St. John of the Cross wrote this in response to Psalm 137. My friend Frank sent it to me in response to a post I wrote on artifacts at the British Museum. There is a longing-for-home in this poem which speaks to my uprooted soul, although I am confused as to which home it is for which I am longing. Perhaps it's Home-with-a-capital-H that this poem speaks of, longed for in some way by all creatures.

By the rivers
of Babylon
I sat down weeping,
there on the ground.
And remembering you,
O Zion, whom I loved,
in that sweet memory
I wept even more.
I took off my feastday clothes
and put on my working ones;
I hung on the green willows
all the joy I had in song,

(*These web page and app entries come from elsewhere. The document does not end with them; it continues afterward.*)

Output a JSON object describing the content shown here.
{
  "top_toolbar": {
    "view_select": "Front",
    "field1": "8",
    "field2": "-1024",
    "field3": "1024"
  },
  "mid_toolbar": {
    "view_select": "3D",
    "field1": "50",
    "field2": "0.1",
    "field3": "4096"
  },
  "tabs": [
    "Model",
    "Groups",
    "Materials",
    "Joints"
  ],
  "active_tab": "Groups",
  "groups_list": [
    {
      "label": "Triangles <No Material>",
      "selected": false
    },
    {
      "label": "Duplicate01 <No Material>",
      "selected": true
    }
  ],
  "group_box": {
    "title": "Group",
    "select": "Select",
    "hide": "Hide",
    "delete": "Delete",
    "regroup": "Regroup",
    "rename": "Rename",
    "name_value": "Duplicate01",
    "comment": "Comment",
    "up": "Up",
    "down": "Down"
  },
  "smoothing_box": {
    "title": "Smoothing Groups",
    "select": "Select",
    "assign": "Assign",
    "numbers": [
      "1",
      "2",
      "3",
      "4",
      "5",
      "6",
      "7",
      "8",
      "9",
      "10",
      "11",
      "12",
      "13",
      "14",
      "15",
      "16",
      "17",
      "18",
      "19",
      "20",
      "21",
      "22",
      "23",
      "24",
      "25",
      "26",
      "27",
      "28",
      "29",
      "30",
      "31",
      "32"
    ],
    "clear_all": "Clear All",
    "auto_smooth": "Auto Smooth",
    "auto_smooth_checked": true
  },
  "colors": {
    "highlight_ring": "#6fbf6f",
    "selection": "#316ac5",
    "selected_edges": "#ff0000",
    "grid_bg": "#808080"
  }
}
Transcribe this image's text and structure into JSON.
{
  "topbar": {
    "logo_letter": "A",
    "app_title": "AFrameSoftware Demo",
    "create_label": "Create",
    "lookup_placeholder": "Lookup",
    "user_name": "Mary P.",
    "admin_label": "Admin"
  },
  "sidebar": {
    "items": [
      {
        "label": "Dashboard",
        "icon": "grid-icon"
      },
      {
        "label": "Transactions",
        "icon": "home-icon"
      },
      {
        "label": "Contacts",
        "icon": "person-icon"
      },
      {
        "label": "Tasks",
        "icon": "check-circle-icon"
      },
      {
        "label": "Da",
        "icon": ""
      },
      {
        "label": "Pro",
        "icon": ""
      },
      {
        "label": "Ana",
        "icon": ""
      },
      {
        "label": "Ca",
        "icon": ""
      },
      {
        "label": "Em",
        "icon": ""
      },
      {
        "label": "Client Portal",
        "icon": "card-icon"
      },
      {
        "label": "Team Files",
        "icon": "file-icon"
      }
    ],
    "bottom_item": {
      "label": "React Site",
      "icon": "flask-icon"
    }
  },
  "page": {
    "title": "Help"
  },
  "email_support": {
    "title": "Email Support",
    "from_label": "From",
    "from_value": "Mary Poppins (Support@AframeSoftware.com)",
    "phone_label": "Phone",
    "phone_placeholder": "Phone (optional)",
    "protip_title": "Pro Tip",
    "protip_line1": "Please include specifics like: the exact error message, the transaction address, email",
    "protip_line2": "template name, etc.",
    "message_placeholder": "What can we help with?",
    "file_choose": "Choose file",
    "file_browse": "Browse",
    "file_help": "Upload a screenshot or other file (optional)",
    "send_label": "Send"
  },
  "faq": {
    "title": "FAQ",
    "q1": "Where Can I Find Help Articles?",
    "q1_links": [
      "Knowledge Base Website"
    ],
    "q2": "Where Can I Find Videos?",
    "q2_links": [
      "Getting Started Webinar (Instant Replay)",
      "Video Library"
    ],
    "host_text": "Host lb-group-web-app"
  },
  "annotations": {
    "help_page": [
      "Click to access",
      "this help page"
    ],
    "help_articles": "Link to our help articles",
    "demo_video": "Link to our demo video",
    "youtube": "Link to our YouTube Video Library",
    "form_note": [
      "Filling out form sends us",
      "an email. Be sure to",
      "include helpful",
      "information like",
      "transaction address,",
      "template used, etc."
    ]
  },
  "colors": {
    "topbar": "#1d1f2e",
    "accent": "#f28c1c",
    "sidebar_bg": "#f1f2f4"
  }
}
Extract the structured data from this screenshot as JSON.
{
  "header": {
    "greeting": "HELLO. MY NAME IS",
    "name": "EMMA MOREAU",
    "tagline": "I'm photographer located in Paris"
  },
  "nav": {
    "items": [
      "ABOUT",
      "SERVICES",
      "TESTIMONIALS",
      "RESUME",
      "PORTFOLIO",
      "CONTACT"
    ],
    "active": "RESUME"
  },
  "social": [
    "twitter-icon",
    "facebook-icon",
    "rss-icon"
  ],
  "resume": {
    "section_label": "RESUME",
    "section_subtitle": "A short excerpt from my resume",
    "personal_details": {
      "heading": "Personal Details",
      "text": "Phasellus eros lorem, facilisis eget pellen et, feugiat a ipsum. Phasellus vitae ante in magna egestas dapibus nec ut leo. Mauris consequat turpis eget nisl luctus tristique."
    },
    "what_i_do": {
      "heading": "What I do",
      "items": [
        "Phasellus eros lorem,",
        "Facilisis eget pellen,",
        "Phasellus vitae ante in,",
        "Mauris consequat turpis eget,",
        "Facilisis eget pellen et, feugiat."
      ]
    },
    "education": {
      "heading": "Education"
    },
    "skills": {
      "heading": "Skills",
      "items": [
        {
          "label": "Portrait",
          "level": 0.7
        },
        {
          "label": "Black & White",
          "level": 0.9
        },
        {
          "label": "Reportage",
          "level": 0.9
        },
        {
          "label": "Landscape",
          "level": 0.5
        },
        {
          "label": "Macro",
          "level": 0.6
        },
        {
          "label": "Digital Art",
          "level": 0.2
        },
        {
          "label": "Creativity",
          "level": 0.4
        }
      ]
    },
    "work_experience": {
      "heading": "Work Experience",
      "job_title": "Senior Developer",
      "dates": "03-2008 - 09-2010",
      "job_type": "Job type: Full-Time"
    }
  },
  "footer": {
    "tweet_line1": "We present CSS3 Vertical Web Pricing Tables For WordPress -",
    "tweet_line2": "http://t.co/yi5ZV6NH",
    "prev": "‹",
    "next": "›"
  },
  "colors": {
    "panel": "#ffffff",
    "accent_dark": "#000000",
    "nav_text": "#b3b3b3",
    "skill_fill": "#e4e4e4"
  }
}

putting it aside for that
which I hoped for in you.
There love wounded me
and took away my heart.
I begged love to kill me
since it had so wounded me;
I threw myself in its fire
knowing it burned,
excusing now the young bird
that would die in the fire.
I was dying in myself,
breathing in you alone.
I died within myself for you
and for you I revived,
because the memory of you
gave life and took it away.
The strangers among whom
I was captive rejoiced;
they asked me to sing
what I sang in Zion:
Sing us a song from Zion,
let's hear how it sounds.
I said: How can I sing,
in a strange land where I weep
for Zion, sing of the happiness
that I had there?
I would be forgetting her
if I rejoiced in a strange land.
May the tongue I speak with
cling to my palate
if I forget you
in this land where I am.
Zion, by the green branches
Babylon holds out to me,
may my right hand be forgotten
(that I so loved when home in you)
if I do not remember you,
my greatest joy,
or celebrate one feastday,
or feast at all without you.
O Daughter of Babylon,
miserable and wretched!
Blessed is he
in whom I have trusted,
for he will punish you
as you have me;
and he will gather his little ones
and me, who wept because of you,
at the rock who is Christ
for whom I abandoned you.

EDITED TO ADD: The only part of the poem that rubs me the wrong way is that Babylon is personified as a "daughter" whom the poet asks God to punish. However, I do not hold this against St. John -- he was in a long line of saints and theologians who personfied Babylon as a female -- and I hope you don't either.